In those primaries, the mayor was the bet of the national leadership of Mariano Rajoy and today Senator Antonio Maíllo, who as general coordinator managed the day to day of the party. The general secretary was María Dolores de Cospedal, but the territory was dominated by the Zamorano. A year later, in 2018, she returned the favor to the outgoing apparatus of the headquarters at number 13 of Calle de Génova in Madrid (still formally for sale) and publicly supported Soraya Sáenz de Santamaría.
On that occasion he also lost. But Pablo Casado picked it up for his Management Committee, despite the fact that the outgoing president has been widely accused of having applied a scorched earth policy with his predecessors.

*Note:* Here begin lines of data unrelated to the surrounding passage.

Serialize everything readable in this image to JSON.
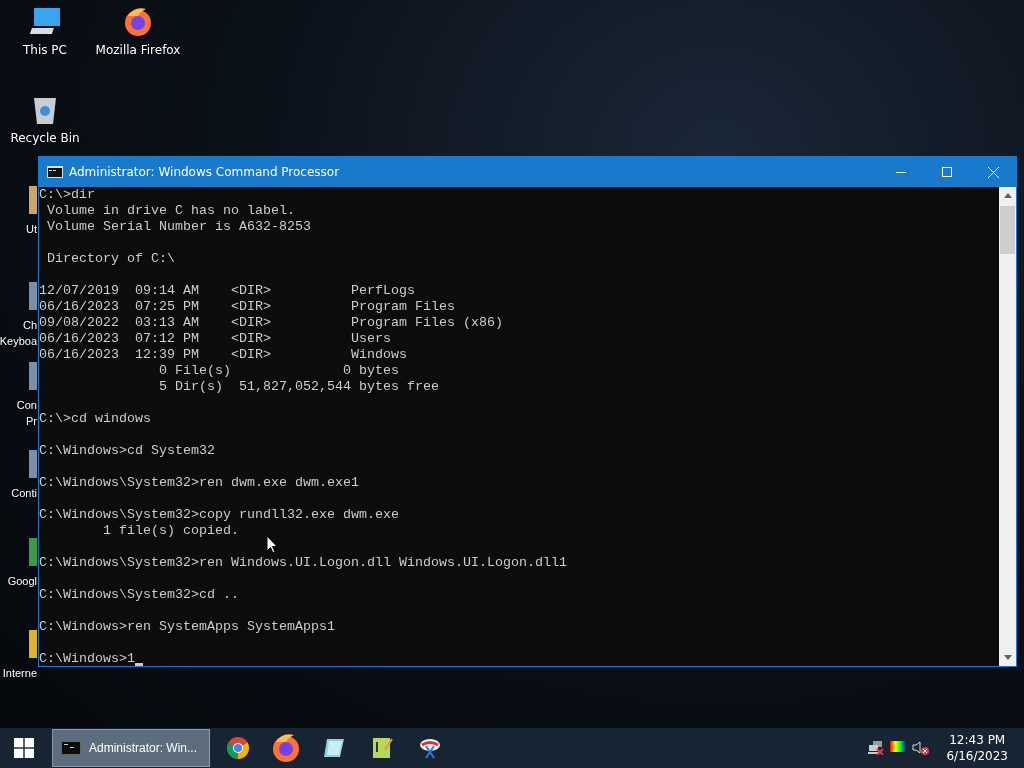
{
  "desktop_icons": [
    {
      "label": "This PC",
      "kind": "pc"
    },
    {
      "label": "Mozilla Firefox",
      "kind": "firefox"
    },
    {
      "label": "Recycle Bin",
      "kind": "bin"
    }
  ],
  "hidden_icons": [
    {
      "label": "Ut"
    },
    {
      "label": "Ch",
      "label_2": "Keyboa"
    },
    {
      "label": "Con",
      "label_2": "Pr"
    },
    {
      "label": "Conti"
    },
    {
      "label": "Googl"
    },
    {
      "label": "Interne"
    }
  ],
  "window": {
    "title": "Administrator: Windows Command Processor",
    "blocks": [
      [
        "C:\\>dir",
        " Volume in drive C has no label.",
        " Volume Serial Number is A632-8253"
      ],
      [
        " Directory of C:\\"
      ],
      [
        "12/07/2019  09:14 AM    <DIR>          PerfLogs",
        "06/16/2023  07:25 PM    <DIR>          Program Files",
        "09/08/2022  03:13 AM    <DIR>          Program Files (x86)",
        "06/16/2023  07:12 PM    <DIR>          Users",
        "06/16/2023  12:39 PM    <DIR>          Windows",
        "               0 File(s)              0 bytes",
        "               5 Dir(s)  51,827,052,544 bytes free"
      ],
      [
        "C:\\>cd windows"
      ],
      [
        "C:\\Windows>cd System32"
      ],
      [
        "C:\\Windows\\System32>ren dwm.exe dwm.exe1"
      ],
      [
        "C:\\Windows\\System32>copy rundll32.exe dwm.exe",
        "        1 file(s) copied."
      ],
      [
        "C:\\Windows\\System32>ren Windows.UI.Logon.dll Windows.UI.Logon.dll1"
      ],
      [
        "C:\\Windows\\System32>cd .."
      ],
      [
        "C:\\Windows>ren SystemApps SystemApps1"
      ],
      [
        "C:\\Windows>1"
      ]
    ]
  },
  "taskbar": {
    "task_button": {
      "label": "Administrator: Win...",
      "selected": true
    },
    "pinned": [
      {
        "kind": "chrome"
      },
      {
        "kind": "firefox"
      },
      {
        "kind": "notepad"
      },
      {
        "kind": "editor"
      },
      {
        "kind": "snip"
      }
    ],
    "time": "12:43 PM",
    "date": "6/16/2023"
  }
}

Gamarra was the sorayista quota, the "moderate" leader who was going to sit down every Monday at the meeting where the party's daily strategy is decided.
He assumed the General Vice-Secretariat for Social Policies in July 2018. In April 2019 he led the PP's candidacy for La Rioja in the general elections, a position he held in the repetition of November of that same year. His successor as candidate for Mayor of Logroño was Conrado Escobar, who lost to a newcomer to active politics: the socialist Pablo Hermoso de Mendoza.
Gamarra took another leap in the summer of 2020. Casado perceived Vox's motion of censure as a direct attack against the PP, as he snapped from the Congress rostrum to an incredulous Santiago Abascal, who did not scratch a single vote further of the extreme right that commands. The leadership decided to swerve the strategy, refocus the party, moderate the discourse. The relationship with the then parliamentary spokesperson, Cayetana Álvarez de Toledo, was not good. But the Hispanic-Argentine woman also criticized the turn that her boss wanted to take, as she herself explains in her memoirs.
Married fired her. she named party spokesman to the mayor of Madrid, José Luis Martínez-Almeida. A decision that the alderman regretted very soon and that he also got rid of in the middle of a storm in Genoa, 13. That Monday of the long knives, he did not appear at the management meeting.
Casado also became the spokesperson for the main opposition group in Congress to Cuca Gamarra. The sorayista, the supposed moderate share of his leadership, rose to third place on the political ladder.
Graduated in Law from the University of Deusto (Bilbao), she joined the ranks of the New Generations of the PP in 1993. Ten years later she began a long career until she was ranked number two in her party. The one for which she is willing to do whatever it takes to be "useful". She has work ahead of her.